## DATASET ENTRIES
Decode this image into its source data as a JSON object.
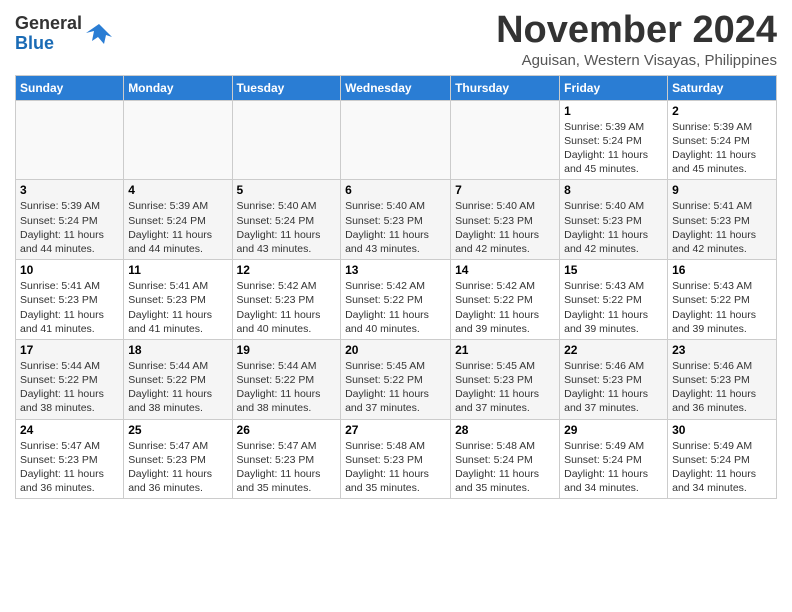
{
  "logo": {
    "general": "General",
    "blue": "Blue"
  },
  "header": {
    "month": "November 2024",
    "location": "Aguisan, Western Visayas, Philippines"
  },
  "weekdays": [
    "Sunday",
    "Monday",
    "Tuesday",
    "Wednesday",
    "Thursday",
    "Friday",
    "Saturday"
  ],
  "weeks": [
    [
      {
        "day": "",
        "info": ""
      },
      {
        "day": "",
        "info": ""
      },
      {
        "day": "",
        "info": ""
      },
      {
        "day": "",
        "info": ""
      },
      {
        "day": "",
        "info": ""
      },
      {
        "day": "1",
        "info": "Sunrise: 5:39 AM\nSunset: 5:24 PM\nDaylight: 11 hours\nand 45 minutes."
      },
      {
        "day": "2",
        "info": "Sunrise: 5:39 AM\nSunset: 5:24 PM\nDaylight: 11 hours\nand 45 minutes."
      }
    ],
    [
      {
        "day": "3",
        "info": "Sunrise: 5:39 AM\nSunset: 5:24 PM\nDaylight: 11 hours\nand 44 minutes."
      },
      {
        "day": "4",
        "info": "Sunrise: 5:39 AM\nSunset: 5:24 PM\nDaylight: 11 hours\nand 44 minutes."
      },
      {
        "day": "5",
        "info": "Sunrise: 5:40 AM\nSunset: 5:24 PM\nDaylight: 11 hours\nand 43 minutes."
      },
      {
        "day": "6",
        "info": "Sunrise: 5:40 AM\nSunset: 5:23 PM\nDaylight: 11 hours\nand 43 minutes."
      },
      {
        "day": "7",
        "info": "Sunrise: 5:40 AM\nSunset: 5:23 PM\nDaylight: 11 hours\nand 42 minutes."
      },
      {
        "day": "8",
        "info": "Sunrise: 5:40 AM\nSunset: 5:23 PM\nDaylight: 11 hours\nand 42 minutes."
      },
      {
        "day": "9",
        "info": "Sunrise: 5:41 AM\nSunset: 5:23 PM\nDaylight: 11 hours\nand 42 minutes."
      }
    ],
    [
      {
        "day": "10",
        "info": "Sunrise: 5:41 AM\nSunset: 5:23 PM\nDaylight: 11 hours\nand 41 minutes."
      },
      {
        "day": "11",
        "info": "Sunrise: 5:41 AM\nSunset: 5:23 PM\nDaylight: 11 hours\nand 41 minutes."
      },
      {
        "day": "12",
        "info": "Sunrise: 5:42 AM\nSunset: 5:23 PM\nDaylight: 11 hours\nand 40 minutes."
      },
      {
        "day": "13",
        "info": "Sunrise: 5:42 AM\nSunset: 5:22 PM\nDaylight: 11 hours\nand 40 minutes."
      },
      {
        "day": "14",
        "info": "Sunrise: 5:42 AM\nSunset: 5:22 PM\nDaylight: 11 hours\nand 39 minutes."
      },
      {
        "day": "15",
        "info": "Sunrise: 5:43 AM\nSunset: 5:22 PM\nDaylight: 11 hours\nand 39 minutes."
      },
      {
        "day": "16",
        "info": "Sunrise: 5:43 AM\nSunset: 5:22 PM\nDaylight: 11 hours\nand 39 minutes."
      }
    ],
    [
      {
        "day": "17",
        "info": "Sunrise: 5:44 AM\nSunset: 5:22 PM\nDaylight: 11 hours\nand 38 minutes."
      },
      {
        "day": "18",
        "info": "Sunrise: 5:44 AM\nSunset: 5:22 PM\nDaylight: 11 hours\nand 38 minutes."
      },
      {
        "day": "19",
        "info": "Sunrise: 5:44 AM\nSunset: 5:22 PM\nDaylight: 11 hours\nand 38 minutes."
      },
      {
        "day": "20",
        "info": "Sunrise: 5:45 AM\nSunset: 5:22 PM\nDaylight: 11 hours\nand 37 minutes."
      },
      {
        "day": "21",
        "info": "Sunrise: 5:45 AM\nSunset: 5:23 PM\nDaylight: 11 hours\nand 37 minutes."
      },
      {
        "day": "22",
        "info": "Sunrise: 5:46 AM\nSunset: 5:23 PM\nDaylight: 11 hours\nand 37 minutes."
      },
      {
        "day": "23",
        "info": "Sunrise: 5:46 AM\nSunset: 5:23 PM\nDaylight: 11 hours\nand 36 minutes."
      }
    ],
    [
      {
        "day": "24",
        "info": "Sunrise: 5:47 AM\nSunset: 5:23 PM\nDaylight: 11 hours\nand 36 minutes."
      },
      {
        "day": "25",
        "info": "Sunrise: 5:47 AM\nSunset: 5:23 PM\nDaylight: 11 hours\nand 36 minutes."
      },
      {
        "day": "26",
        "info": "Sunrise: 5:47 AM\nSunset: 5:23 PM\nDaylight: 11 hours\nand 35 minutes."
      },
      {
        "day": "27",
        "info": "Sunrise: 5:48 AM\nSunset: 5:23 PM\nDaylight: 11 hours\nand 35 minutes."
      },
      {
        "day": "28",
        "info": "Sunrise: 5:48 AM\nSunset: 5:24 PM\nDaylight: 11 hours\nand 35 minutes."
      },
      {
        "day": "29",
        "info": "Sunrise: 5:49 AM\nSunset: 5:24 PM\nDaylight: 11 hours\nand 34 minutes."
      },
      {
        "day": "30",
        "info": "Sunrise: 5:49 AM\nSunset: 5:24 PM\nDaylight: 11 hours\nand 34 minutes."
      }
    ]
  ]
}
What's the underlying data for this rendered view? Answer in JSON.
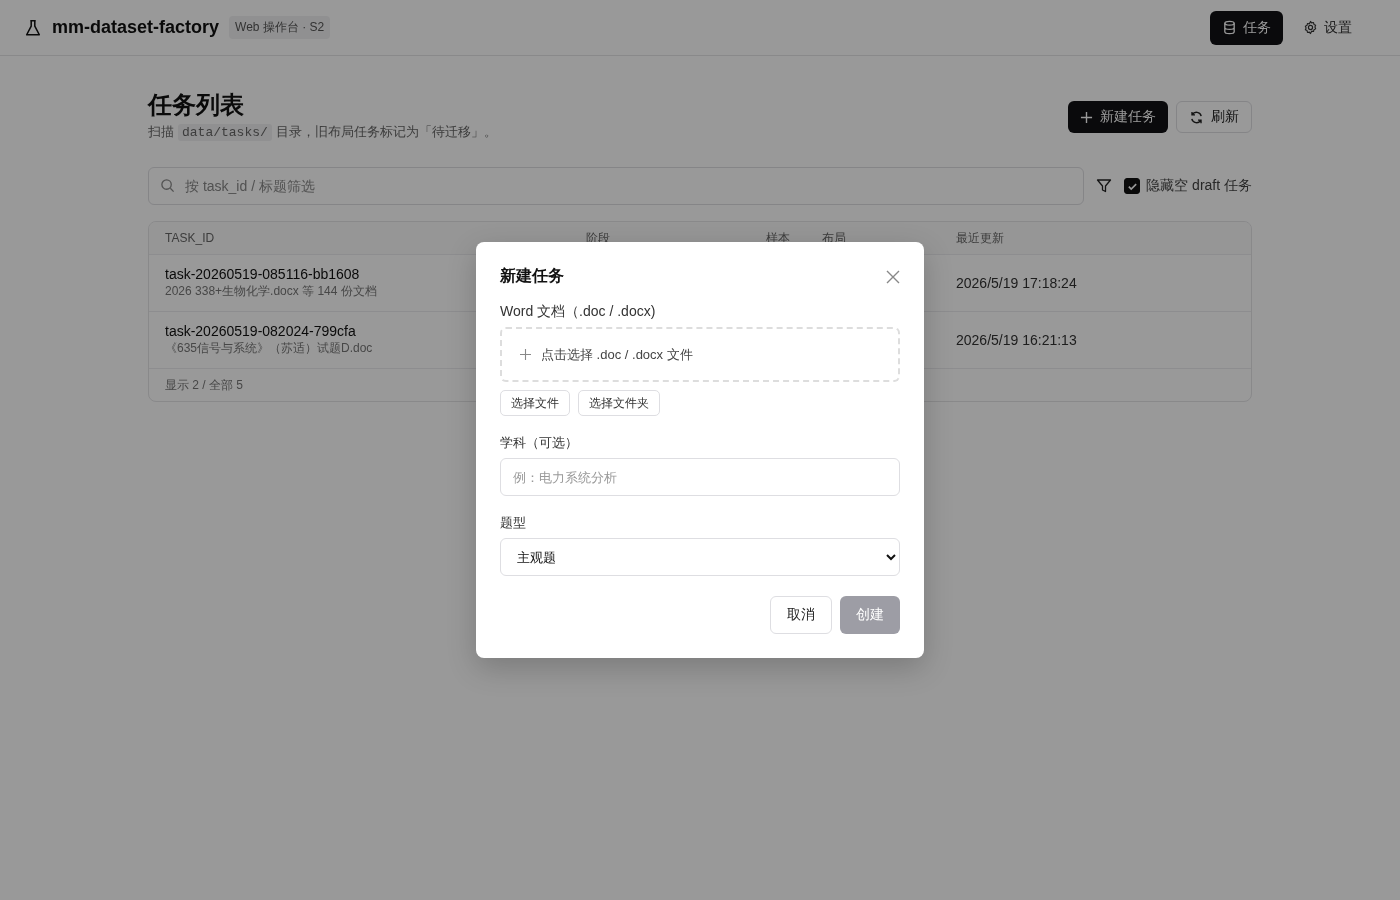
{
  "app": {
    "name": "mm-dataset-factory",
    "badge": "Web 操作台 · S2"
  },
  "nav": [
    {
      "label": "任务",
      "selected": true
    },
    {
      "label": "设置",
      "selected": false
    }
  ],
  "page": {
    "title": "任务列表",
    "description_before": "扫描",
    "description_code": "data/tasks/",
    "description_after": "目录，旧布局任务标记为「待迁移」。"
  },
  "actions": [
    {
      "kind": "primary",
      "label": "新建任务"
    },
    {
      "kind": "secondary",
      "label": "刷新"
    }
  ],
  "filter": {
    "placeholder": "按 task_id / 标题筛选",
    "hide_empty_draft": {
      "label": "隐藏空 draft 任务",
      "checked": true
    }
  },
  "table": {
    "columns": [
      "TASK_ID",
      "阶段",
      "样本",
      "布局",
      "最近更新"
    ],
    "rows": [
      {
        "task_id": "task-20260519-085116-bb1608",
        "subtitle": "2026 338+生物化学.docx 等 144 份文档",
        "updated": "2026/5/19 17:18:24"
      },
      {
        "task_id": "task-20260519-082024-799cfa",
        "subtitle": "《635信号与系统》（苏适）试题D.doc",
        "updated": "2026/5/19 16:21:13"
      }
    ],
    "footer": "显示 2 / 全部 5"
  },
  "dialog": {
    "title": "新建任务",
    "file_label": "Word 文档（.doc / .docx)",
    "dropzone_text": "点击选择 .doc / .docx 文件",
    "file_buttons": [
      "选择文件",
      "选择文件夹"
    ],
    "subject_label": "学科（可选）",
    "subject_placeholder": "例：电力系统分析",
    "type_label": "题型",
    "type_value": "主观题",
    "cancel": "取消",
    "create": {
      "label": "创建",
      "disabled": true
    }
  }
}
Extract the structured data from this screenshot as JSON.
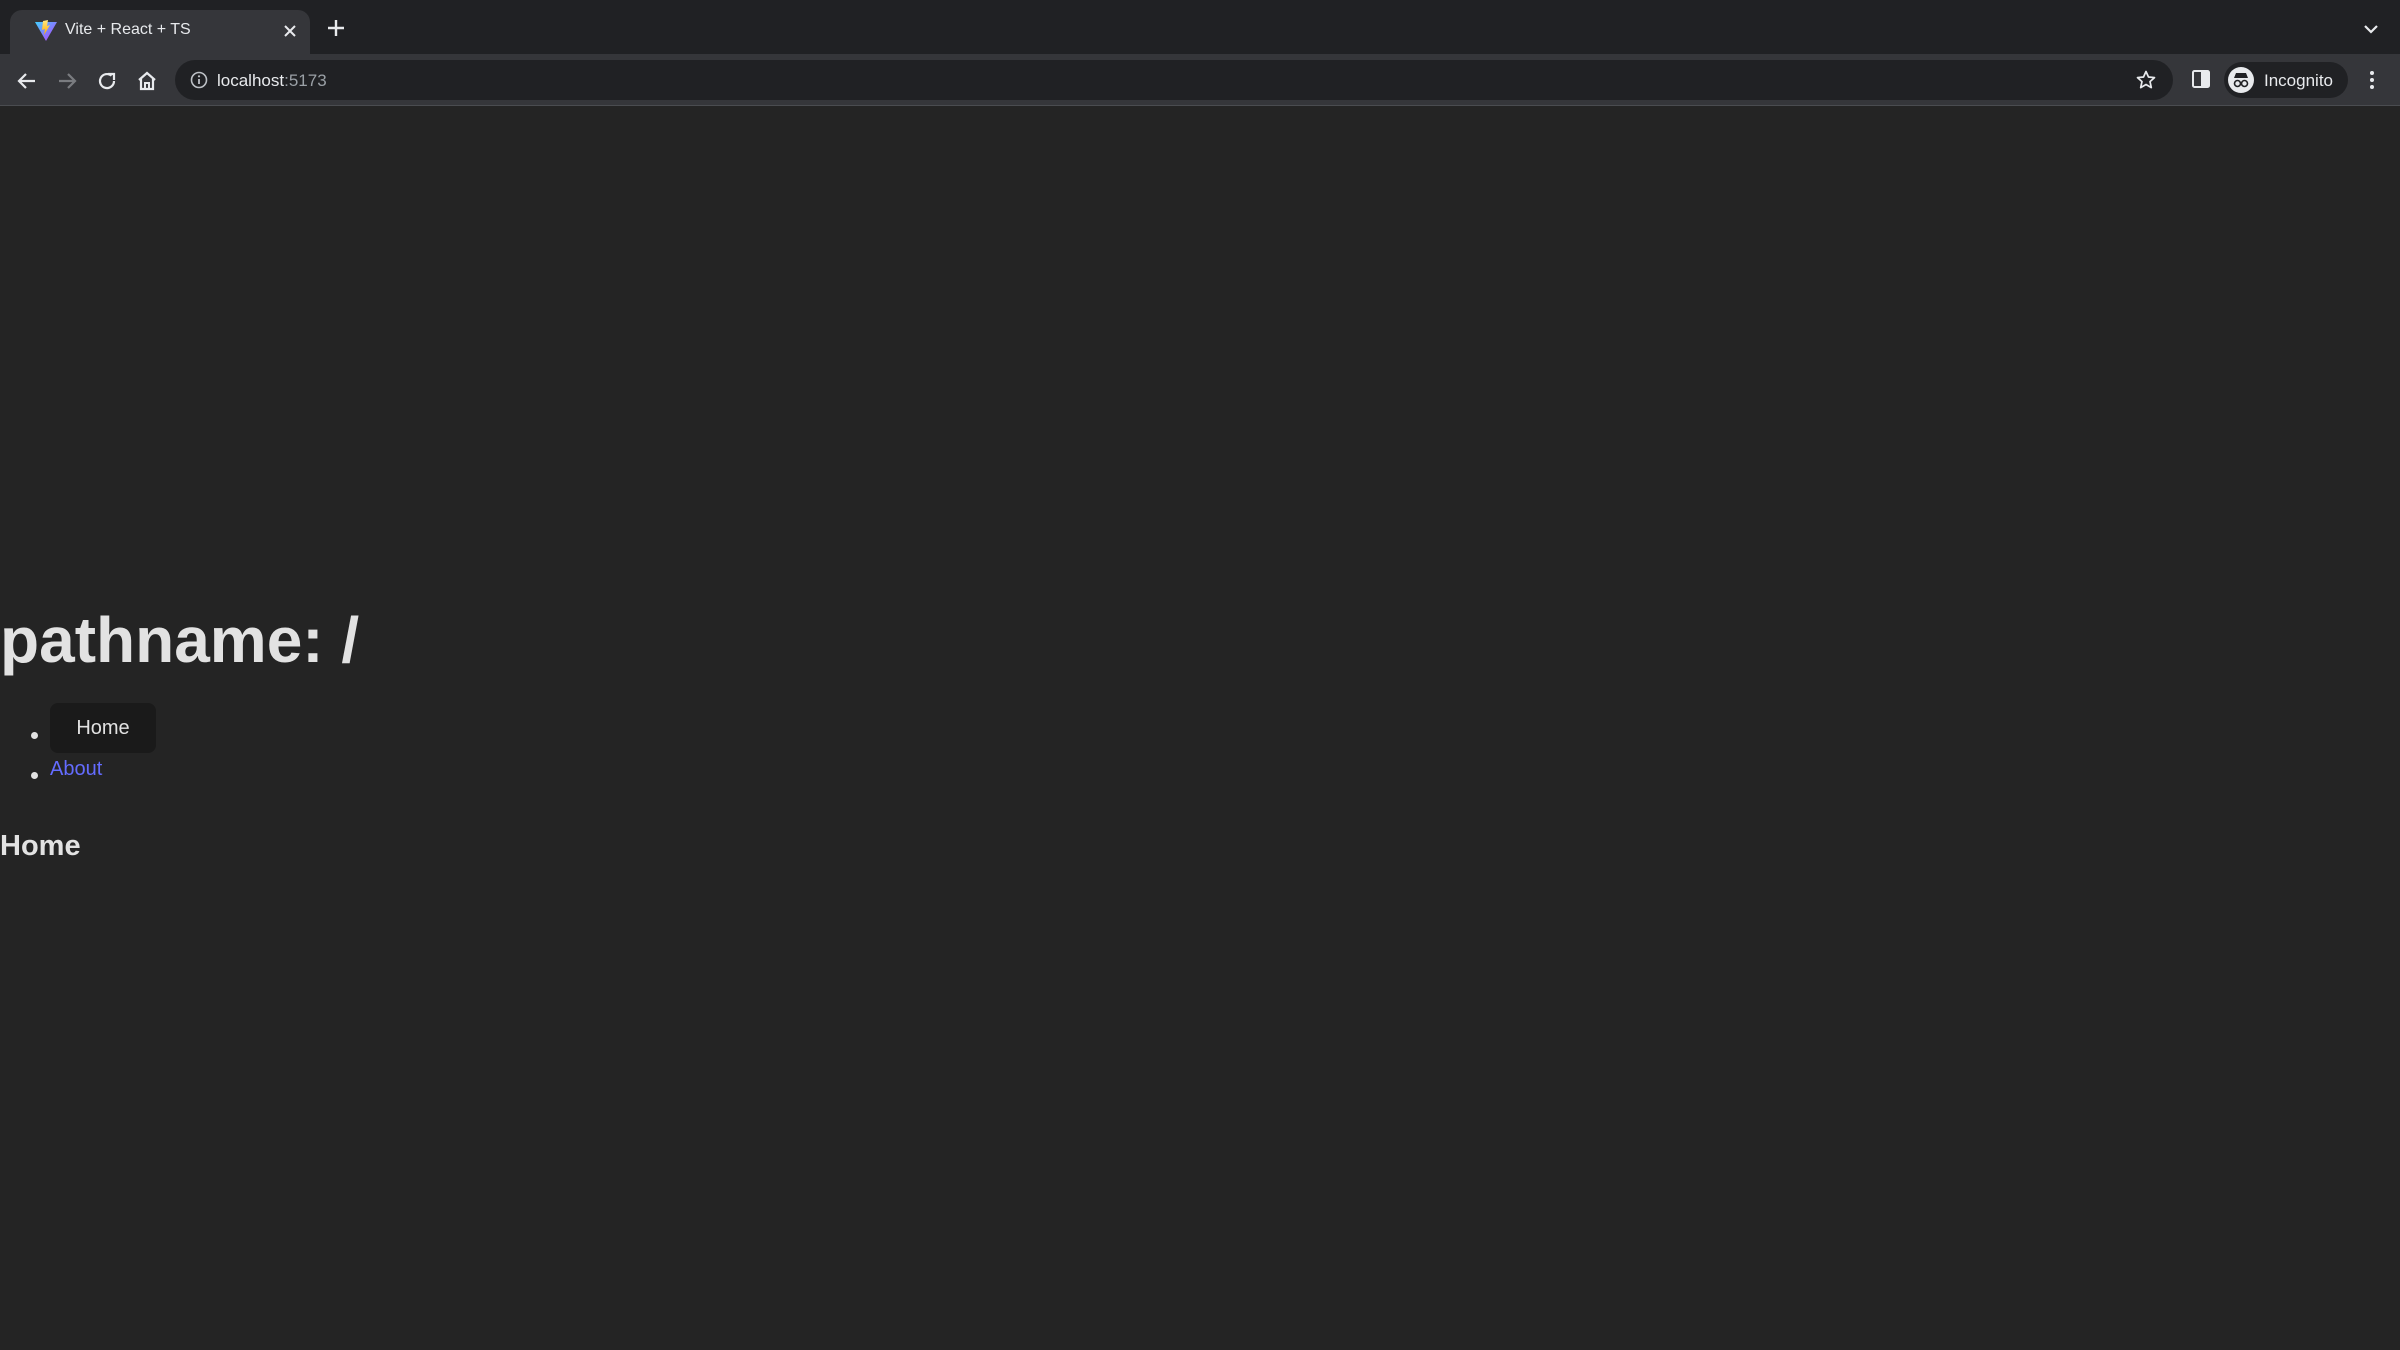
{
  "browser": {
    "tab": {
      "title": "Vite + React + TS",
      "favicon": "vite-logo-icon"
    },
    "address_bar": {
      "host": "localhost",
      "port": ":5173"
    },
    "profile": {
      "label": "Incognito"
    },
    "icons": {
      "back": "back-arrow-icon",
      "forward": "forward-arrow-icon",
      "reload": "reload-icon",
      "home": "home-icon",
      "info": "info-icon",
      "bookmark": "star-icon",
      "side_panel": "side-panel-icon",
      "menu": "kebab-menu-icon",
      "new_tab": "plus-icon",
      "tab_search": "chevron-down-icon",
      "close_tab": "close-icon"
    }
  },
  "page": {
    "pathname_heading": "pathname: /",
    "nav": {
      "items": [
        {
          "label": "Home",
          "type": "button"
        },
        {
          "label": "About",
          "type": "link"
        }
      ]
    },
    "content_heading": "Home"
  },
  "colors": {
    "page_background": "#242424",
    "link": "#646cff",
    "button_background": "#1a1a1a",
    "chrome_tabstrip": "#202124",
    "chrome_toolbar": "#35363a"
  }
}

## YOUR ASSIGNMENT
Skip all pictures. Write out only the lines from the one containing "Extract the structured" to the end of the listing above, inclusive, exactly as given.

## WORKED SOLUTION
Extract the structured data from this screenshot as JSON.
{
  "browser": {
    "tab": {
      "title": "Vite + React + TS",
      "favicon": "vite-logo-icon"
    },
    "address_bar": {
      "host": "localhost",
      "port": ":5173"
    },
    "profile": {
      "label": "Incognito"
    },
    "icons": {
      "back": "back-arrow-icon",
      "forward": "forward-arrow-icon",
      "reload": "reload-icon",
      "home": "home-icon",
      "info": "info-icon",
      "bookmark": "star-icon",
      "side_panel": "side-panel-icon",
      "menu": "kebab-menu-icon",
      "new_tab": "plus-icon",
      "tab_search": "chevron-down-icon",
      "close_tab": "close-icon"
    }
  },
  "page": {
    "pathname_heading": "pathname: /",
    "nav": {
      "items": [
        {
          "label": "Home",
          "type": "button"
        },
        {
          "label": "About",
          "type": "link"
        }
      ]
    },
    "content_heading": "Home"
  },
  "colors": {
    "page_background": "#242424",
    "link": "#646cff",
    "button_background": "#1a1a1a",
    "chrome_tabstrip": "#202124",
    "chrome_toolbar": "#35363a"
  }
}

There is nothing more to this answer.